TASK TO COMPLETE:
The answer must be every line of the records below that holds the word "this".

Entries taken from a collection:
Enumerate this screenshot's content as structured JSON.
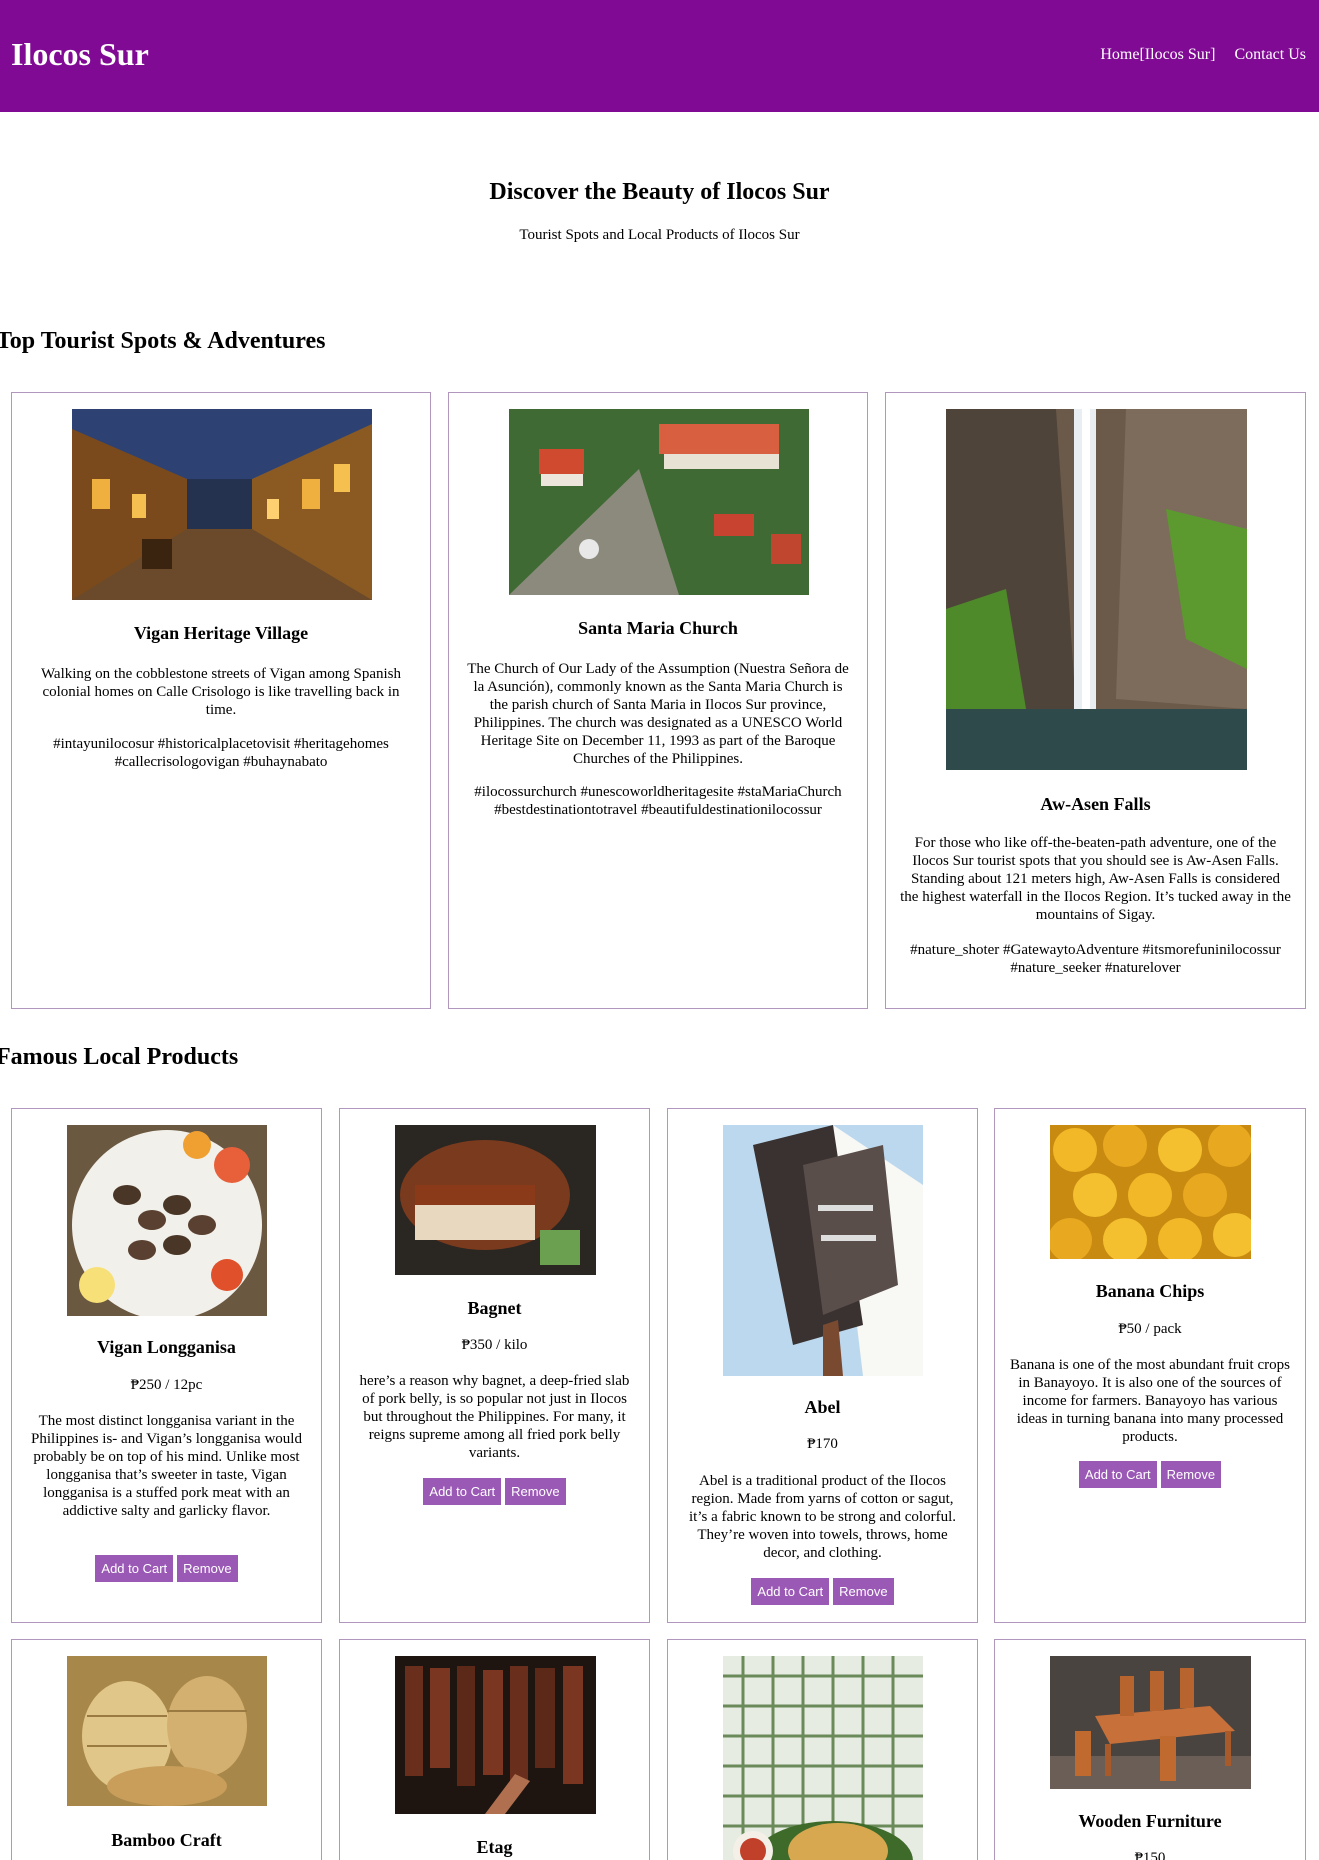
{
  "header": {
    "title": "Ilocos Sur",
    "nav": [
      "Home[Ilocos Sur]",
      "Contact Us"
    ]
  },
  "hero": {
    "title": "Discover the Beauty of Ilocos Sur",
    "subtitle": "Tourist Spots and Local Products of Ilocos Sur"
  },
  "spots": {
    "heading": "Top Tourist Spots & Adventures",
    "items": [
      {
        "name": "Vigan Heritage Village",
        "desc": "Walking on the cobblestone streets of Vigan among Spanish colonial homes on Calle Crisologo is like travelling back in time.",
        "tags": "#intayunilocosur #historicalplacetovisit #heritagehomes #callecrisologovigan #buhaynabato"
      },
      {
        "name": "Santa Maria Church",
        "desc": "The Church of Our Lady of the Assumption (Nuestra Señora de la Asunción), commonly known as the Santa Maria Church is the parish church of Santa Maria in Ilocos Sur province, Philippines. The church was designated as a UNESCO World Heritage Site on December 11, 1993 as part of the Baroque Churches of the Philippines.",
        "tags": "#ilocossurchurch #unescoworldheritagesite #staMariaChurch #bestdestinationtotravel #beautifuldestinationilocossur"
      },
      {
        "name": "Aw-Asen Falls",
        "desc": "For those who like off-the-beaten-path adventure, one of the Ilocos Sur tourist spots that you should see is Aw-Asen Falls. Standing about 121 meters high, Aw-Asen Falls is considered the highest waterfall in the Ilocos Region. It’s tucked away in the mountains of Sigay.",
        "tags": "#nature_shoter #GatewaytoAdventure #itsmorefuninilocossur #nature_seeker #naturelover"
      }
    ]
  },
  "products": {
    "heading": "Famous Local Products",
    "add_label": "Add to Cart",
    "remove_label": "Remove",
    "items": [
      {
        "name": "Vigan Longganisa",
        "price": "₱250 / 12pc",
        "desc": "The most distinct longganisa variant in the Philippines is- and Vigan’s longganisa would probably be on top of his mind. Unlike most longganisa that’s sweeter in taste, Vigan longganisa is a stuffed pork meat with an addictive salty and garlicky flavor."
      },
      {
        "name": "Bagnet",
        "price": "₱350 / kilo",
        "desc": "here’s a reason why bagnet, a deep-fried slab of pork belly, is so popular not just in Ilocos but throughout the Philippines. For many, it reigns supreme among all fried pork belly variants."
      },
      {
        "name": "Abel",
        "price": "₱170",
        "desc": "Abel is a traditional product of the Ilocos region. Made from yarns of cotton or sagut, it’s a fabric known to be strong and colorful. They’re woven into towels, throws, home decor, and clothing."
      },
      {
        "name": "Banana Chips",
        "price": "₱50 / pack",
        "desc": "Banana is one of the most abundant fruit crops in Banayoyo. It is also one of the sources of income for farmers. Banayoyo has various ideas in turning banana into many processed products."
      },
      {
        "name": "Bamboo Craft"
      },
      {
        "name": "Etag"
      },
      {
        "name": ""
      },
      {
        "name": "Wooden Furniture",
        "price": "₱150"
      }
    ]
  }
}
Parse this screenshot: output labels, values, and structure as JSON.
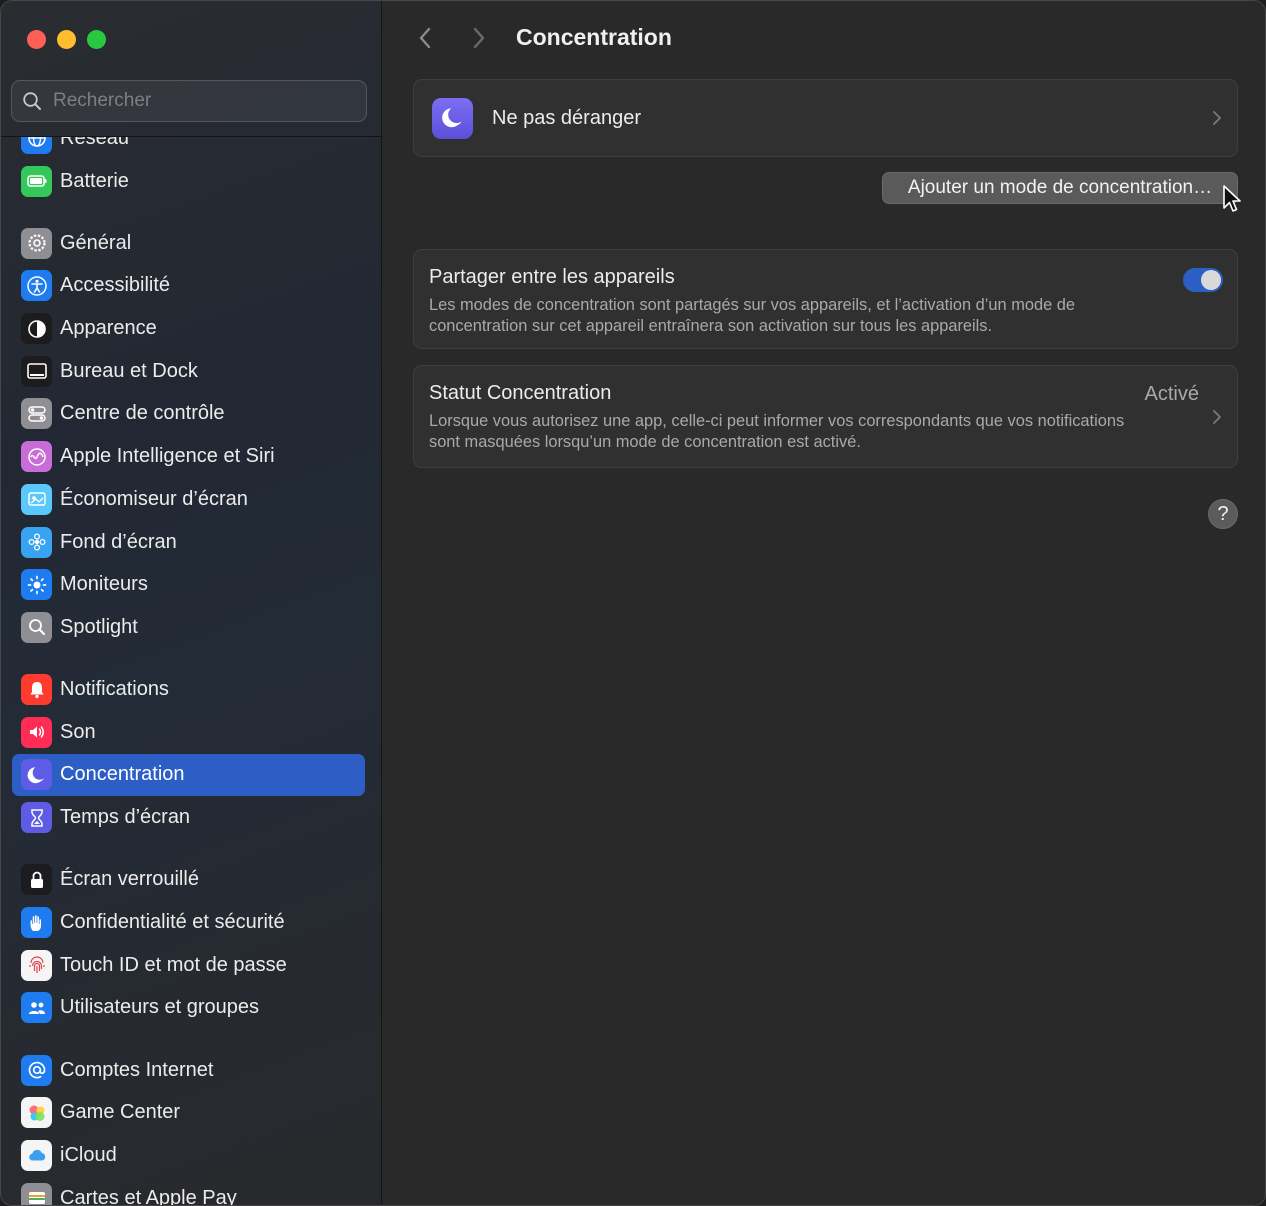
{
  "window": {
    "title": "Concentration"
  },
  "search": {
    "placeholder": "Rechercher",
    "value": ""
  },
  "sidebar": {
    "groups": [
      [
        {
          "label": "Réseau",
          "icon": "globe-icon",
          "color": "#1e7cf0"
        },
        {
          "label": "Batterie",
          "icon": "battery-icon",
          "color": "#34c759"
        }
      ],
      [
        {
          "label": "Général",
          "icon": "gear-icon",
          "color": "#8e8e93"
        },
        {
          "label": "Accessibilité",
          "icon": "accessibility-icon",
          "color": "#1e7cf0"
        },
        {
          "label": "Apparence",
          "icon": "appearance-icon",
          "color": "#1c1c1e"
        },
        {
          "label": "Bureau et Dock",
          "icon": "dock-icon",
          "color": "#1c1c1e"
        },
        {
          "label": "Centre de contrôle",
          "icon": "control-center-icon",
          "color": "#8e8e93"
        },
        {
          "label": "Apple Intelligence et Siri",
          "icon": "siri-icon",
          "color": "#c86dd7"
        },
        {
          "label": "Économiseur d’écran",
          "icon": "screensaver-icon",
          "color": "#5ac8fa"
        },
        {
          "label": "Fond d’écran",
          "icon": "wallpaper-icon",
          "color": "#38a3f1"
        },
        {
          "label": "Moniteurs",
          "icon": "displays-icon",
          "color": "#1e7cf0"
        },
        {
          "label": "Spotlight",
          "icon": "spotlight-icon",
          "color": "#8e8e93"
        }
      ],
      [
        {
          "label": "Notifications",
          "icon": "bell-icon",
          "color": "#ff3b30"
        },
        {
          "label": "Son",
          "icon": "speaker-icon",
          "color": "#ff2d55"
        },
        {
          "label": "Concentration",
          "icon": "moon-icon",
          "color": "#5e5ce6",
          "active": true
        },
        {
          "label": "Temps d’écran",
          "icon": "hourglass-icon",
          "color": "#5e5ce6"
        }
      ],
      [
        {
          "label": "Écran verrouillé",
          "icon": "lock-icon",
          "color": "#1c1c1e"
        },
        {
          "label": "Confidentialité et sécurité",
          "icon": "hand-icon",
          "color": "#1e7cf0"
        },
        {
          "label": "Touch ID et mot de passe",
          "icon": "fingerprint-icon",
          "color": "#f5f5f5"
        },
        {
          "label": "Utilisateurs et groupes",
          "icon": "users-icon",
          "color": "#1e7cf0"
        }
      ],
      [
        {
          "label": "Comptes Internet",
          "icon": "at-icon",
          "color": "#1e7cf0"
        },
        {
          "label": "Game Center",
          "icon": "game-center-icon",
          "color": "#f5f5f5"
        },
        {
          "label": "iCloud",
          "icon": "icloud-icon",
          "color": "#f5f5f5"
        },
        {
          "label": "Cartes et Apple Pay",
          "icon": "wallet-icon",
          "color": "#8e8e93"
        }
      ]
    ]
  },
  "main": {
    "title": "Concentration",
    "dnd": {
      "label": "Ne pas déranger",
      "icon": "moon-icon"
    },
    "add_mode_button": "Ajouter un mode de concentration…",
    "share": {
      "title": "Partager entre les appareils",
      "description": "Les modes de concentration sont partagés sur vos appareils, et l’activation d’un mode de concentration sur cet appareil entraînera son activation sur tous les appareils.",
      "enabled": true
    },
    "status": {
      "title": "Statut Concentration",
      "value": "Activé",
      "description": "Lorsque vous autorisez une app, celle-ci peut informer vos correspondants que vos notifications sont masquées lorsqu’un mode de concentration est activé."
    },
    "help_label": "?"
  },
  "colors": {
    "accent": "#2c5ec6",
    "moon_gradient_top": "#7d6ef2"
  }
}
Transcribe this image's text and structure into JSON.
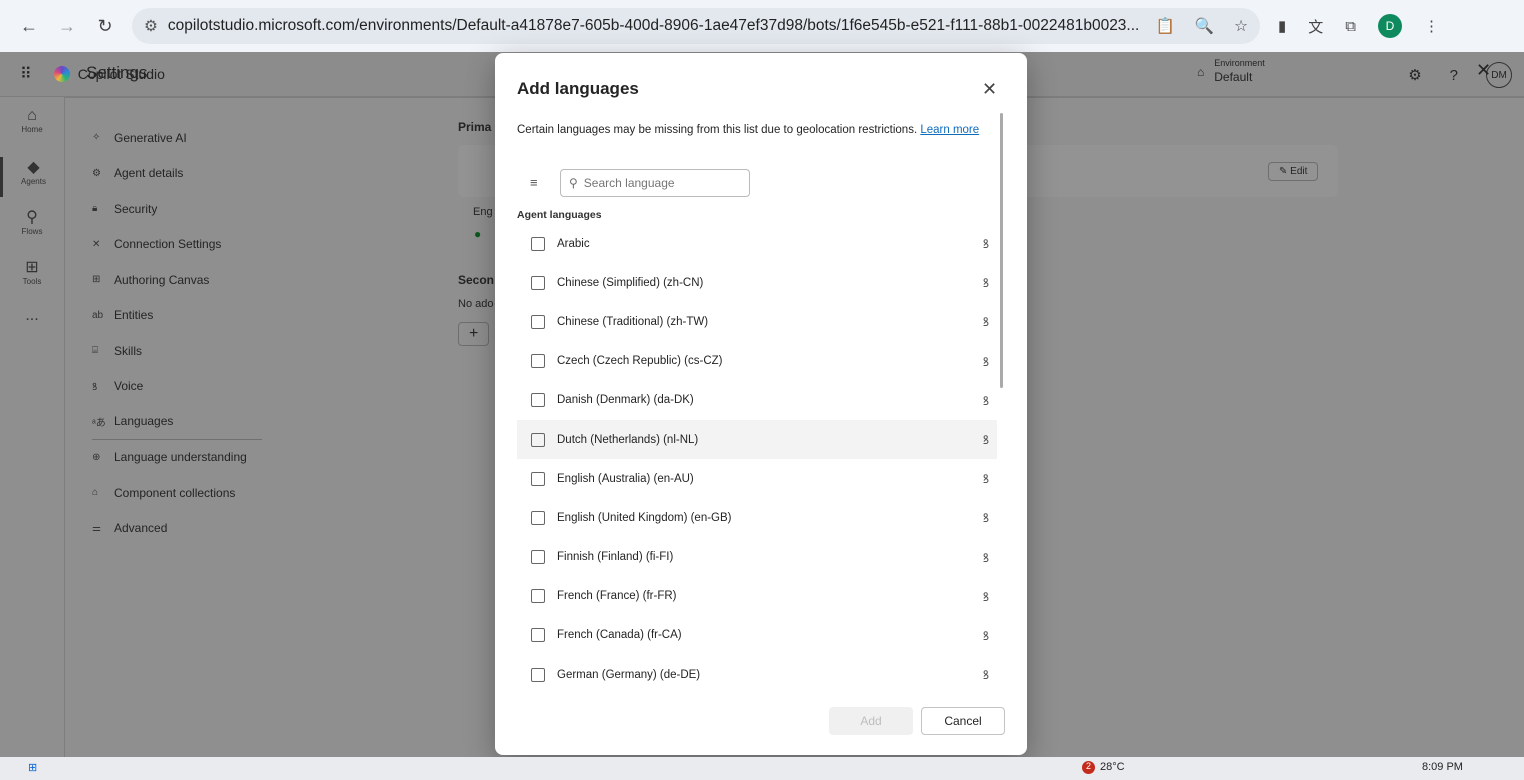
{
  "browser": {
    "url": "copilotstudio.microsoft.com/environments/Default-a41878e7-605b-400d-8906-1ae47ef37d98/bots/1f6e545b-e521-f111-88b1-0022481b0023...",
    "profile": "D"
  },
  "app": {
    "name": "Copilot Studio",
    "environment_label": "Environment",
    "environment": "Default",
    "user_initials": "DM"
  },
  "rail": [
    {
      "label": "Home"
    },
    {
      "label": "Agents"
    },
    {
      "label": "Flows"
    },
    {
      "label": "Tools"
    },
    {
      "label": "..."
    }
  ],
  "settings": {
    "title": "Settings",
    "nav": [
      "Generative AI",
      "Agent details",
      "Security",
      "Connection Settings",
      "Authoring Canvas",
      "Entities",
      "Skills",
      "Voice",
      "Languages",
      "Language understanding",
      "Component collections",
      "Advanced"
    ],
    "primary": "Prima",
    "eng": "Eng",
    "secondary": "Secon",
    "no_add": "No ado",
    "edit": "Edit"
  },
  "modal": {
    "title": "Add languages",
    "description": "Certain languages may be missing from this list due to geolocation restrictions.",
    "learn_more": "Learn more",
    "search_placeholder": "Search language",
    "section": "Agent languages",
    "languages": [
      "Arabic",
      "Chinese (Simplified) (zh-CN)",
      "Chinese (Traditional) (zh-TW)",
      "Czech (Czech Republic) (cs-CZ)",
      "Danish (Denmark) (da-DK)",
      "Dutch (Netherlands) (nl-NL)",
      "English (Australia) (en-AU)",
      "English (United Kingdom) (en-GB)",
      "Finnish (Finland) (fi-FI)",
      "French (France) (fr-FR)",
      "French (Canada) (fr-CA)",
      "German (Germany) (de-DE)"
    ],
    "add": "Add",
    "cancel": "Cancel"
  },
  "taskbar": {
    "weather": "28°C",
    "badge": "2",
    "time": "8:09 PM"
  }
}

TASK OUTPUT:
Enumerate this screenshot's content as structured JSON.
Parse this screenshot: output labels, values, and structure as JSON.
Transcribe this image's text and structure into JSON.
    "description": "Certain languages may be missing from this list due to geolocation restrictions.",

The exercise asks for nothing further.